Losses from Hurricane Harvey are projected to be in the billions of dollars, likely making it the costliest natural disaster in U.S. history. Craig Lemoine is a professor at the College of ACES and director of the Financial Planning Program. Lemoine, also a certified financial planner, spoke with News Bureau business and law editor Phil Ciciora about the flood insurance market.
Are floods from natural disasters covered by standard homeowners insurance?
Most homeowners carry a form of homeowners insurance that is “open peril.” It covers all perils unless they are specifically excluded. Flood damage is typically excluded from these types of policies.
Separate flood insurance sold by private insurance companies through the National Flood Insurance Program can provide protection from the peril of flood damage, but coverage is capped at $250,000 for residential homes and $500,000 for businesses. The coverage extends to damage caused by natural or man-made floods, excluding some acts of war or terrorism.
Flood insurance is different because writing policies on flood loss is an unattractive market for private insurers. Floods create massive systematic risk for insurance companies and open the door to balance-sheet destroying losses. Earthquakes, war and volcano damage also are excluded from homeowners policies under the same principle. Flood insurance may be optional or forced upon the homeowner by a housing lender, based on the odds and severity of a home flooding. This risk is determined by flood plain maps and estimates of catastrophic events.
The Consumer Federation of America estimates that only two in 10 Harvey-affected homeowners had flood insurance on their property.
Should the government step in and create a risk pool for natural disasters such as flooding?
The lack of private flood insurance coverage options certainly does create a gap. This gap is filled by the National Flood Insurance Program, which was created in 1968 and was intended to be self-sustaining and mimic auto and homeowners policies: charge premiums, invest reserves, pay claims.

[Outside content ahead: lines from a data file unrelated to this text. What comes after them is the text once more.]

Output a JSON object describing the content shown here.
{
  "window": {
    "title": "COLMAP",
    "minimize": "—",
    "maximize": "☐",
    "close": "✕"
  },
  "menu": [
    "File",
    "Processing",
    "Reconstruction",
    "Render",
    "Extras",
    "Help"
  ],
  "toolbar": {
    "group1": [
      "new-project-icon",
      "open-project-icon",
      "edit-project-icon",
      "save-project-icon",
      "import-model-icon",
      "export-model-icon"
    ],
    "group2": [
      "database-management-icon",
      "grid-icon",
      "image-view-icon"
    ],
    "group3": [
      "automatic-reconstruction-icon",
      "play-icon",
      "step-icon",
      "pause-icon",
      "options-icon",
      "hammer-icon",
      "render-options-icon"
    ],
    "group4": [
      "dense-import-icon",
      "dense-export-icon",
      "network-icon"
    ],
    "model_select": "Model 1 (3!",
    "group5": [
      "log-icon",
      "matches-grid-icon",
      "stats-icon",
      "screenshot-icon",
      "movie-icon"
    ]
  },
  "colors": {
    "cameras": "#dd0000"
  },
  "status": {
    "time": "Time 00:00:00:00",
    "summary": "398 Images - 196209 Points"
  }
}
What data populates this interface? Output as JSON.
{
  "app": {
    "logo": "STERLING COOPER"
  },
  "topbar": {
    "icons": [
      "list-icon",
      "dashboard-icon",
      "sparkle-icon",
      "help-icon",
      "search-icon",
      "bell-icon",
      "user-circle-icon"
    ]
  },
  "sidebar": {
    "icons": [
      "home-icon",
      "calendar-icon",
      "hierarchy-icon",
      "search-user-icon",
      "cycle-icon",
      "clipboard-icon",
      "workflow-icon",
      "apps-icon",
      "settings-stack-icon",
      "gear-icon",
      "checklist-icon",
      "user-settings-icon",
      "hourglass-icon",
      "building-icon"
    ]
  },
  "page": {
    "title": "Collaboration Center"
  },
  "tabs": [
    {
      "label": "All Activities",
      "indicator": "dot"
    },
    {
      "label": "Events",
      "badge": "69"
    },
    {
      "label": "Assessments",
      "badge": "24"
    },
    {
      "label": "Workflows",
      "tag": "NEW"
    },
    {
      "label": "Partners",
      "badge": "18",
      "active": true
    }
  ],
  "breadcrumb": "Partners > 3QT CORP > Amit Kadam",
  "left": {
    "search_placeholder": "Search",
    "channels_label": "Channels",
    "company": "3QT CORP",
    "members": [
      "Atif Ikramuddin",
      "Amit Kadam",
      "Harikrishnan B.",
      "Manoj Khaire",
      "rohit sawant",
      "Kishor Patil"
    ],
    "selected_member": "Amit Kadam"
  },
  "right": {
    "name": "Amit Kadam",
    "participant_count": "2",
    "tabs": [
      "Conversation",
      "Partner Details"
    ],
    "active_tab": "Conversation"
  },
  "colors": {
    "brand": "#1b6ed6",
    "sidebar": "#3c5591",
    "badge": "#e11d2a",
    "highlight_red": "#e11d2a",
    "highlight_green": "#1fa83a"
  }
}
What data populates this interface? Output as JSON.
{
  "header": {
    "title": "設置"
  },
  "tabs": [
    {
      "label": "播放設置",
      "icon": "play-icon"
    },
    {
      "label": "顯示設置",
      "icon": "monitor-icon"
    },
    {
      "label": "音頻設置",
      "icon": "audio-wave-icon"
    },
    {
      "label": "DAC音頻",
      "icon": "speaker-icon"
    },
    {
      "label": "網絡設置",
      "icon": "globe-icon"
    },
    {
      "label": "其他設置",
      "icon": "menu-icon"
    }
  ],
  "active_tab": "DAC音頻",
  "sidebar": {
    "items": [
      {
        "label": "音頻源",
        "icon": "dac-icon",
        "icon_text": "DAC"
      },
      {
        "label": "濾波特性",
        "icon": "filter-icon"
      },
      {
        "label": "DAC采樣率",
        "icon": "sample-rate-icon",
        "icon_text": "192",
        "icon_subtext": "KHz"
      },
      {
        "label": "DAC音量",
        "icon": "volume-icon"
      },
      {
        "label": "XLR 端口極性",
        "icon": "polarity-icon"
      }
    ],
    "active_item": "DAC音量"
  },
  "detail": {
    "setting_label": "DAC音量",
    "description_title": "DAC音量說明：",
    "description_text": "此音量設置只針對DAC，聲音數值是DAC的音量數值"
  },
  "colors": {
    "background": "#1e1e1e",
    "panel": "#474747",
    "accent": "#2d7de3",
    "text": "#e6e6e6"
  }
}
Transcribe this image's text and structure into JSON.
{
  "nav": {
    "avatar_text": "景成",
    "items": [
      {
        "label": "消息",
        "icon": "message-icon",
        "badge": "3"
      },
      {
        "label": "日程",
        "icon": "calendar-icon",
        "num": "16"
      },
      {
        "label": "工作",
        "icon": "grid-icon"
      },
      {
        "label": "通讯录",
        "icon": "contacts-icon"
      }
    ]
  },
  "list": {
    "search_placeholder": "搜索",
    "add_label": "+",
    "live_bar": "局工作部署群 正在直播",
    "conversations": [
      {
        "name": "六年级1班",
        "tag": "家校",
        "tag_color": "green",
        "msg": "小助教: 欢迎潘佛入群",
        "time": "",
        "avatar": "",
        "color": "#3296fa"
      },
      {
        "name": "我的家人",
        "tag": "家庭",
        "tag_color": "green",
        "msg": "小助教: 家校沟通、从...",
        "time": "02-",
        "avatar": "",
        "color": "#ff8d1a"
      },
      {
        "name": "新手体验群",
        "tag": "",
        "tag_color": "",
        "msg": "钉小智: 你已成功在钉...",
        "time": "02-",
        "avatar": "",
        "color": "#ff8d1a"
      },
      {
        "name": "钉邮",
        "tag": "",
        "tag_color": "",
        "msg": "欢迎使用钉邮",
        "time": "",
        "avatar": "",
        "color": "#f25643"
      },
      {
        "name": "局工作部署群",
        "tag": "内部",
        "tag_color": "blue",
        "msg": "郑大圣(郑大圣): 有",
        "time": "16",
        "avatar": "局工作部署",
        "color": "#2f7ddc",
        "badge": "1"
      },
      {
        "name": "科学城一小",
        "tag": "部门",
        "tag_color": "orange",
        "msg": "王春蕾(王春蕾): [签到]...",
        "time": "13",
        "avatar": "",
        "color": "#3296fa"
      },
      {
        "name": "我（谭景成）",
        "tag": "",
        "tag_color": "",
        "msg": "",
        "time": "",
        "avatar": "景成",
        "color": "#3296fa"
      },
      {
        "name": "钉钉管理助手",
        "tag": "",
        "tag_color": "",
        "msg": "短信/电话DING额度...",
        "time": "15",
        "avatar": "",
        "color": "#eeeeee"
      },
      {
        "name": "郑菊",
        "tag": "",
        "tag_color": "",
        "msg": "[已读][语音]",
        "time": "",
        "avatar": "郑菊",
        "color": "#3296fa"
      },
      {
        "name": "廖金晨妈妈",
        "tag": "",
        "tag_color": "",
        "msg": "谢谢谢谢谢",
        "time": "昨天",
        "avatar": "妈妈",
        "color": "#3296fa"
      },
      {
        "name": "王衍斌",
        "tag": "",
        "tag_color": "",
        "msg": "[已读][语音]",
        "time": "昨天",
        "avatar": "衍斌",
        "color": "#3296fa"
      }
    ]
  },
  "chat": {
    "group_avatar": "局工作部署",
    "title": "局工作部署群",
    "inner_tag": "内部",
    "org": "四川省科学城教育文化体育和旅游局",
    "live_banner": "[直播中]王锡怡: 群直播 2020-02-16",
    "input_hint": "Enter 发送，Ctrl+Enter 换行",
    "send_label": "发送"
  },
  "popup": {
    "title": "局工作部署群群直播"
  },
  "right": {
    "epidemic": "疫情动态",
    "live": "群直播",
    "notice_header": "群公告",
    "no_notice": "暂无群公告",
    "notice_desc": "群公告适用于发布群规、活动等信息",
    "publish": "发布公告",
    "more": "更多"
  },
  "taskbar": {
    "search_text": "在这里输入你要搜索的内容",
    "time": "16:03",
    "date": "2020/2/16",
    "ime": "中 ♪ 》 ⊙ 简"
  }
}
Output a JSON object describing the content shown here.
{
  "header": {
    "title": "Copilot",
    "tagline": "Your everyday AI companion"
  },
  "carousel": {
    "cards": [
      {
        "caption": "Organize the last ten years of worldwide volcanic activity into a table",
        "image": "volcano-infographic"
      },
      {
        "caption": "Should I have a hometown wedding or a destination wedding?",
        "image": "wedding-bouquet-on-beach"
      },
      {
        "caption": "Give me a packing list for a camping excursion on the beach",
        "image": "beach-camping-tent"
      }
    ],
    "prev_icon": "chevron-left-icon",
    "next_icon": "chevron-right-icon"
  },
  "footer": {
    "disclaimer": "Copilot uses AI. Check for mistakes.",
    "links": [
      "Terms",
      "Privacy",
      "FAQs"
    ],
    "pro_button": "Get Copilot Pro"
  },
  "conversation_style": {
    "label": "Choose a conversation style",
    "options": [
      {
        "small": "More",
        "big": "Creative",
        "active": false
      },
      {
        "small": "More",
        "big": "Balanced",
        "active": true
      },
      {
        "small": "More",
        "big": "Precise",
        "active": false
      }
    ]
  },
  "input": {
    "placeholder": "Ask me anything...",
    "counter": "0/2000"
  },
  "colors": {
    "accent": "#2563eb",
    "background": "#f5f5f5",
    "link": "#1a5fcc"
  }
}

Unfortunately, this program has been quietly spiraling out of control and quickly running out of money. Recent estimates say the program is around $25 billion in debt. Legislatively, it can only borrow another $5.8 billion to pay out claims. Somewhere around 5 million policies are in place, and almost 9 percent of those are in counties within Texas and Louisiana that may have been impacted by Hurricane Harvey.
A flaw with the entire program is that flood plain maps do not reflect climate change or damage from previous storms to infrastructure and coastline. What these outdated maps and assumptions do is paint a false picture of true risk. Without true risk, fewer lenders force homeowners to purchase coverage. And without accurate prediction mechanisms, flood insurance premiums are absurdly low.
Our flood insurance market is a bubble similar to the 2008 mortgage crisis, only with more deadly outcomes: mispriced risks, and homes that don’t have protection when homeowners may think they do.
In sum, our flood insurance model is broken, and it’s only likely to get worse. The National Flood Insurance Program is set to expire Sept. 30. It will be up to Congress to renew or revise the program by that deadline.
What fixes would you like to see to the current system?
A shored-up system would require more sophisticated risk pricing that takes into account climate change, population surges and aging infrastructure. Premiums would have to increase dramatically to a point where we are accurately assessing the risk of living near coastal areas and rivers.
Alternatively, we could compel all homeowners to pay into a risk pool and take advantage of the law of large numbers. Perhaps a combination of both methods.
Whatever the fix is, it must include transparent and accurate assessments of flood risk.